Local and Landscape Effects on Arthropod Communities along an Arable-Urban Gradient
von Hannah Reininghaus
Datum der mündl. Prüfung:2017-07-11
Betreuer:Prof. Dr. Christoph Scherber
Gutachter:Prof. Dr. Teja Tscharntke
Gutachter:Prof. Dr. Holger Kreft
EnglischThe increase and expansion of urbanisation and agriculture intensification has led to a decrease of natural habitats worldwide. Natural habitats offer resources such as food or nesting sites for different arthropod groups. Decline of these habitats could cause a loss of arthropod biodiversity. Semi-natural habitats in farmland, but also green spaces (e.g. parks and gardens) in cities that have high plant richness and flower cover, can potentially maintain this biodiversity and the associated ecosystem services. Pollinators provide vital ecosystem services and are highly dependent on flowering resources in natural habitats. Bumblebees (Bombus) are a particularly important pollinator group in Europe. In study 1, I examined how floral resources at the local and landscape scale affect bumblebee foraging behaviour and colony performance. I conducted an experiment with 32 Bombus terrestris colonies along a farmland to urban gradient. I analysed local and long-range movement patterns of bumblebees to assess where pollinators forage in urban areas. I measured if B. terrestris colony growth depended on resource availability in the direct surroundings of the colonies or on landscape scale. The colony performance was the same along the gradient and workers visited plants providing floral resources in the direct surroundings and foraged at greater distances to their colonies. My results indicate that resources at the local and landscape scale affect bumblebee behaviour and performance. It is important to provide sufficient amounts of vegetated area for pollinators in farmland and urban areas as they benefit from plant rich environments.

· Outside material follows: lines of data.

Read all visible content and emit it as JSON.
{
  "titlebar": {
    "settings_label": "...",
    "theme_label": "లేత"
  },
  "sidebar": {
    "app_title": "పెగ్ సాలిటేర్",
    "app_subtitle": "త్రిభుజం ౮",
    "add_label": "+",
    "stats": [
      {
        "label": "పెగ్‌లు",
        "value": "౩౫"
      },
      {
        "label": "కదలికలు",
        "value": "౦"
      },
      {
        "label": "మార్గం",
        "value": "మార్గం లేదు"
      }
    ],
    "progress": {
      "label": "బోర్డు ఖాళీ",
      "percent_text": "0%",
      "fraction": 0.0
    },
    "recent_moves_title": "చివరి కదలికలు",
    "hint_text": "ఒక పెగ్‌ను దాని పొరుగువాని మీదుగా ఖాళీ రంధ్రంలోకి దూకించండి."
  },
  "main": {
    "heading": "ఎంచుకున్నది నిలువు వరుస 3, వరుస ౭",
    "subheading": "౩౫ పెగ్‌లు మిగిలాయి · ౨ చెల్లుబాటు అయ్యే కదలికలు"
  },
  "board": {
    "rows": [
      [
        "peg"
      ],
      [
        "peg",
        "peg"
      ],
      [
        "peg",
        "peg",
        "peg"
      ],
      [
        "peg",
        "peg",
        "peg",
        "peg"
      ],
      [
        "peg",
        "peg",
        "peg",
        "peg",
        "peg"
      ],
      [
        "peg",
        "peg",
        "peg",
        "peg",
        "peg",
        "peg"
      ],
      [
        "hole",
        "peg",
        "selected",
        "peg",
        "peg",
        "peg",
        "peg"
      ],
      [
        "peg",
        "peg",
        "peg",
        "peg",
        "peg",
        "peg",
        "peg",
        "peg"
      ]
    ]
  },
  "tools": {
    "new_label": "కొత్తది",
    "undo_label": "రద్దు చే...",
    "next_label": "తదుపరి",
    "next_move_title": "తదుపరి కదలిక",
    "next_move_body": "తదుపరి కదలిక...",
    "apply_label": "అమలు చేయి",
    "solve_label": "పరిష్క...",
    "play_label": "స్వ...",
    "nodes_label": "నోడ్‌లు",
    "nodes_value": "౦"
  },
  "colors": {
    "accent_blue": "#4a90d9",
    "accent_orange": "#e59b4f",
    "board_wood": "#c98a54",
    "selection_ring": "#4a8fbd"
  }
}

Additionally, in study 2 I collected pollen from 48 bumblebee colonies in May and July 2015 and analysed which plant families were collected most frequently from bumblebee workers and if these plant families occurred in the surroundings of the colonies. Bumblebee workers showed high preferences for specific plant families with high flower cover and a high amount of nectar and pollen resources. Bumblebees foraged in greater distance to their colonies when these plant families were not present in the direct surroundings of the colonies. My results suggest that in bumblebee conservation and green space management these plant families should be taken into account. These plant families could help with the maintenance and restoration of good quality habitat for pollinators.In study 3, I conducted a pollinator observation experiment along a farmland to urban gradient. I planted phytometer plants along grassy margins in farmland sites, in village gardens and city gardens and observed plant-pollinator interactions. Plant-pollinator networks were more robust with higher interaction strength in farmland sites than networks in village and city gardens. Pollinator community composition changed with increasing urbanisation. In farmland sites, syrphid flies visited the phytometer plants more often, whereas wild-bees were more often present in gardens. In village gardens intermediate amounts of syrphid flies and bees visited the phytometer plants. My results suggest that farmland and urban landscapes support different pollinator communities and that the interface between the two extremes is of particular importance for the maintenance and restoration of a complementary pollinator community. In study 4, I sampled three arthropod taxa (Coleoptera, Araneae and Hymenoptera) along an urbanisation gradient from small villages to cities. Sampling was conducted in gardens and public green spaces in the edge or centre of settlements to investigate if the direct surroundings or the amount of urban area in the landscape affected arthropod community composition. Coleoptera community structure and composition changed depending on the local surroundings (position in the settlement and green space type) and the amount of urban area (landscape effect). Hymenoptera and Araneae were influenced predominantly by the local surroundings. Our study deepens our understanding of how arthropod communities respond to urbanisation, as it is the first to investigate the influence of both urban area size and position in an urban area. In conclusion, the results of my thesis show that arthropod groups respond to local habitat type and resource availability such as flower cover and plant richness in urban green spaces. Arthropod community composition and structure are influenced by landscape factors, such as degree of urbanisation or the amount of a mass flowering crop. Vegetated areas and urban green spaces have biodiversity value and my results suggest that landscape and the type of local habitat are intricately linked and therefore they should be evaluated together when designing landscapes to maintain and conserve biodiversity.
Keywords: urbanisation; pollinator; city size; gradient; Bombus terrestris; arthropods